* _What you are asked to do_
Extract every line from the records below that contains the word "Medium".

* _Source data_
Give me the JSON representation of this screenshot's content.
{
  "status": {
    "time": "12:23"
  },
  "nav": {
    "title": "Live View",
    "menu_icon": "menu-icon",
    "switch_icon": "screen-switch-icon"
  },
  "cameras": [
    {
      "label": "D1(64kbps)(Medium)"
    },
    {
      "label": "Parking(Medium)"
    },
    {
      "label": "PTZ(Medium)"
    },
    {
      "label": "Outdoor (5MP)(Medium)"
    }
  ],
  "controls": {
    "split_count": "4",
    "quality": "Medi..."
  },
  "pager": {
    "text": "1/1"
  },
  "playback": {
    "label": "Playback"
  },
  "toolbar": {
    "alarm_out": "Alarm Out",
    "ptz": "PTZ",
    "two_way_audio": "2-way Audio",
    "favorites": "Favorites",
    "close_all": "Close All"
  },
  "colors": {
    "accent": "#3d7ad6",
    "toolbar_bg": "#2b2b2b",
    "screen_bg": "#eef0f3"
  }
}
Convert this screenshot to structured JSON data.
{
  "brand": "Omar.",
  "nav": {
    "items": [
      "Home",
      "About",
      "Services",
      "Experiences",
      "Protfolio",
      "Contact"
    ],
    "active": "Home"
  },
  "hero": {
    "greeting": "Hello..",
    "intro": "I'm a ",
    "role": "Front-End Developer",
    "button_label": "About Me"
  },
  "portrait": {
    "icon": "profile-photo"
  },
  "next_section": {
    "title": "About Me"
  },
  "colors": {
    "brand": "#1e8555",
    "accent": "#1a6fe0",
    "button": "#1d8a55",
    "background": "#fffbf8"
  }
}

* _Result_
      "label": "D1(64kbps)(Medium)"
      "label": "Parking(Medium)"
      "label": "PTZ(Medium)"
      "label": "Outdoor (5MP)(Medium)"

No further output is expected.